A quarterly magazine of urban affairs, published by the Manhattan Institute, edited by Brian C. Anderson.

experiments in refactored perception

  • Multitemporality: 1

    Today I officially start my fellowship at the Berggruen Institute, working on my multitemporality project. At the moment the plan for the project is to write a book, but who knows. It might morph into a comic book or an interpretive dance, as I’ve been telling people who seem inclined to form oppressively burdensome presumptions […]
  • Meaning as Ambiguity

    I can’t even tell if I was wrong or not.
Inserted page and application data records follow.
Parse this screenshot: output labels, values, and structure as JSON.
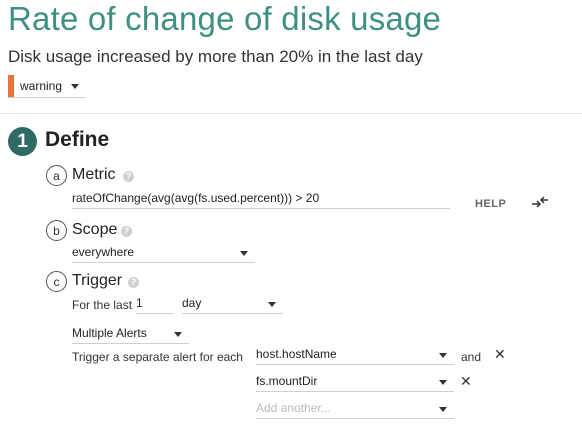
{
  "header": {
    "title": "Rate of change of disk usage",
    "subtitle": "Disk usage increased by more than 20% in the last day"
  },
  "severity": {
    "value": "warning",
    "color": "#e8743b"
  },
  "define": {
    "step_number": "1",
    "title": "Define",
    "metric": {
      "letter": "a",
      "title": "Metric",
      "query": "rateOfChange(avg(avg(fs.used.percent))) > 20",
      "help_label": "HELP"
    },
    "scope": {
      "letter": "b",
      "title": "Scope",
      "value": "everywhere"
    },
    "trigger": {
      "letter": "c",
      "title": "Trigger",
      "for_the_last_label": "For the last",
      "duration_value": "1",
      "duration_unit": "day",
      "alert_mode": "Multiple Alerts",
      "separate_label": "Trigger a separate alert for each",
      "segment_1": "host.hostName",
      "and_label": "and",
      "segment_2": "fs.mountDir",
      "add_placeholder": "Add another..."
    }
  },
  "icons": {
    "help_icon": "question-circle",
    "expand_icon": "arrows-collapse",
    "remove_icon": "close-x"
  }
}
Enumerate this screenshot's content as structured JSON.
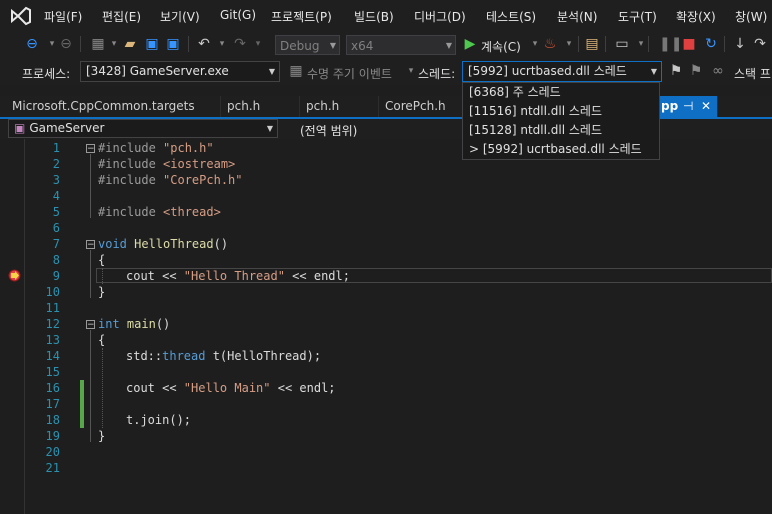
{
  "menu": {
    "items": [
      "파일(F)",
      "편집(E)",
      "보기(V)",
      "Git(G)",
      "프로젝트(P)",
      "빌드(B)",
      "디버그(D)",
      "테스트(S)",
      "분석(N)",
      "도구(T)",
      "확장(X)",
      "창(W)"
    ]
  },
  "toolbar": {
    "config": "Debug",
    "platform": "x64",
    "continue_label": "계속(C)"
  },
  "process_bar": {
    "process_label": "프로세스:",
    "process_value": "[3428] GameServer.exe",
    "lifecycle_label": "수명 주기 이벤트",
    "thread_label": "스레드:",
    "thread_value": "[5992] ucrtbased.dll 스레드",
    "stackframe_label": "스택 프"
  },
  "thread_dropdown": {
    "options": [
      "[6368] 주 스레드",
      "[11516] ntdll.dll 스레드",
      "[15128] ntdll.dll 스레드",
      "> [5992] ucrtbased.dll 스레드"
    ]
  },
  "tabs": [
    "Microsoft.CppCommon.targets",
    "pch.h",
    "pch.h",
    "CorePch.h",
    "pp"
  ],
  "navbar": {
    "project": "GameServer",
    "scope": "(전역 범위)"
  },
  "code": {
    "line_numbers": [
      "1",
      "2",
      "3",
      "4",
      "5",
      "6",
      "7",
      "8",
      "9",
      "10",
      "11",
      "12",
      "13",
      "14",
      "15",
      "16",
      "17",
      "18",
      "19",
      "20",
      "21"
    ],
    "inc_pch": "\"pch.h\"",
    "inc_iostream": "<iostream>",
    "inc_corepch": "\"CorePch.h\"",
    "inc_thread": "<thread>",
    "hello_thread_fn": "HelloThread",
    "hello_thread_str": "\"Hello Thread\"",
    "main_fn": "main",
    "hello_main_str": "\"Hello Main\""
  },
  "colors": {
    "accent": "#0e6fc5",
    "keyword": "#569cd6",
    "string": "#d69d85",
    "line_number": "#2b91af",
    "change_bar": "#57a64a"
  }
}
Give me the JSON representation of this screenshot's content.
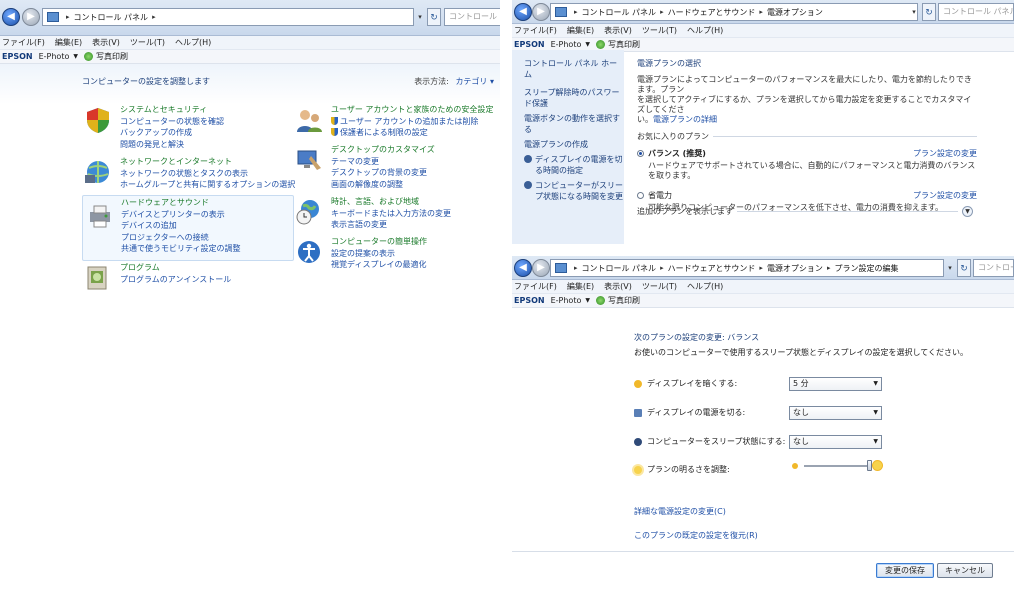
{
  "left": {
    "address": {
      "crumbs": [
        "コントロール パネル"
      ],
      "search_placeholder": "コントロール パ"
    },
    "menu": [
      "ファイル(F)",
      "編集(E)",
      "表示(V)",
      "ツール(T)",
      "ヘルプ(H)"
    ],
    "epson": {
      "brand": "EPSON",
      "ephoto": "E-Photo",
      "print": "写真印刷"
    },
    "page_title": "コンピューターの設定を調整します",
    "view_by_label": "表示方法:",
    "view_by_value": "カテゴリ ▾",
    "categories": [
      {
        "title": "システムとセキュリティ",
        "links": [
          "コンピューターの状態を確認",
          "バックアップの作成",
          "問題の発見と解決"
        ]
      },
      {
        "title": "ネットワークとインターネット",
        "links": [
          "ネットワークの状態とタスクの表示",
          "ホームグループと共有に関するオプションの選択"
        ]
      },
      {
        "title": "ハードウェアとサウンド",
        "links": [
          "デバイスとプリンターの表示",
          "デバイスの追加",
          "プロジェクターへの接続",
          "共通で使うモビリティ設定の調整"
        ]
      },
      {
        "title": "プログラム",
        "links": [
          "プログラムのアンインストール"
        ]
      },
      {
        "title": "ユーザー アカウントと家族のための安全設定",
        "links": [
          "ユーザー アカウントの追加または削除",
          "保護者による制限の設定"
        ]
      },
      {
        "title": "デスクトップのカスタマイズ",
        "links": [
          "テーマの変更",
          "デスクトップの背景の変更",
          "画面の解像度の調整"
        ]
      },
      {
        "title": "時計、言語、および地域",
        "links": [
          "キーボードまたは入力方法の変更",
          "表示言語の変更"
        ]
      },
      {
        "title": "コンピューターの簡単操作",
        "links": [
          "設定の提案の表示",
          "視覚ディスプレイの最適化"
        ]
      }
    ]
  },
  "topright": {
    "address": {
      "crumbs": [
        "コントロール パネル",
        "ハードウェアとサウンド",
        "電源オプション"
      ],
      "search_placeholder": "コントロール パネルの"
    },
    "menu": [
      "ファイル(F)",
      "編集(E)",
      "表示(V)",
      "ツール(T)",
      "ヘルプ(H)"
    ],
    "epson": {
      "brand": "EPSON",
      "ephoto": "E-Photo",
      "print": "写真印刷"
    },
    "sidebar": {
      "home": "コントロール パネル ホーム",
      "items": [
        "スリープ解除時のパスワード保護",
        "電源ボタンの動作を選択する",
        "電源プランの作成"
      ],
      "icon_items": [
        "ディスプレイの電源を切る時間の指定",
        "コンピューターがスリープ状態になる時間を変更"
      ]
    },
    "title": "電源プランの選択",
    "desc1": "電源プランによってコンピューターのパフォーマンスを最大にしたり、電力を節約したりできます。プラン",
    "desc2": "を選択してアクティブにするか、プランを選択してから電力設定を変更することでカスタマイズしてくださ",
    "desc3_prefix": "い。",
    "desc3_link": "電源プランの詳細",
    "favorites": "お気に入りのプラン",
    "plans": [
      {
        "name": "バランス (推奨)",
        "change": "プラン設定の変更",
        "desc": "ハードウェアでサポートされている場合に、自動的にパフォーマンスと電力消費のバランスを取ります。",
        "selected": true
      },
      {
        "name": "省電力",
        "change": "プラン設定の変更",
        "desc": "可能な限りコンピューターのパフォーマンスを低下させ、電力の消費を抑えます。",
        "selected": false
      }
    ],
    "extra": "追加のプランを表示します"
  },
  "bottomright": {
    "address": {
      "crumbs": [
        "コントロール パネル",
        "ハードウェアとサウンド",
        "電源オプション",
        "プラン設定の編集"
      ],
      "search_placeholder": "コントロー"
    },
    "menu": [
      "ファイル(F)",
      "編集(E)",
      "表示(V)",
      "ツール(T)",
      "ヘルプ(H)"
    ],
    "epson": {
      "brand": "EPSON",
      "ephoto": "E-Photo",
      "print": "写真印刷"
    },
    "heading": "次のプランの設定の変更: バランス",
    "subheading": "お使いのコンピューターで使用するスリープ状態とディスプレイの設定を選択してください。",
    "settings": [
      {
        "label": "ディスプレイを暗くする:",
        "value": "5 分"
      },
      {
        "label": "ディスプレイの電源を切る:",
        "value": "なし"
      },
      {
        "label": "コンピューターをスリープ状態にする:",
        "value": "なし"
      }
    ],
    "brightness_label": "プランの明るさを調整:",
    "brightness_level": 1.0,
    "links": [
      "詳細な電源設定の変更(C)",
      "このプランの既定の設定を復元(R)"
    ],
    "save": "変更の保存",
    "cancel": "キャンセル"
  }
}
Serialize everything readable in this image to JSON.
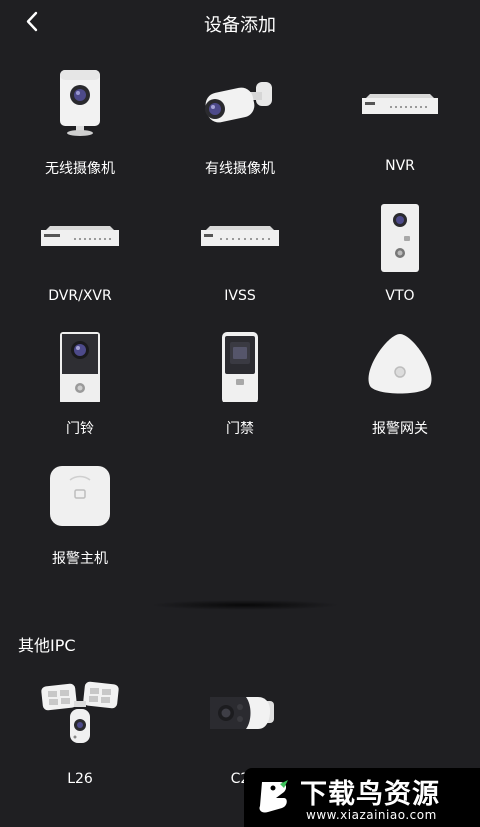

Maybe you’ll have better luck: In June at Refactor Camp I gave a talk about voids (How To See Voids). The hook for my talk was a pretty picture of late afternoon conifers in the woods outside Truckee, California, and a mystery: why does the […]
  • Predictable Identities: 15 – Newcomblike, Part I

    An introduction to Newcomblike situations.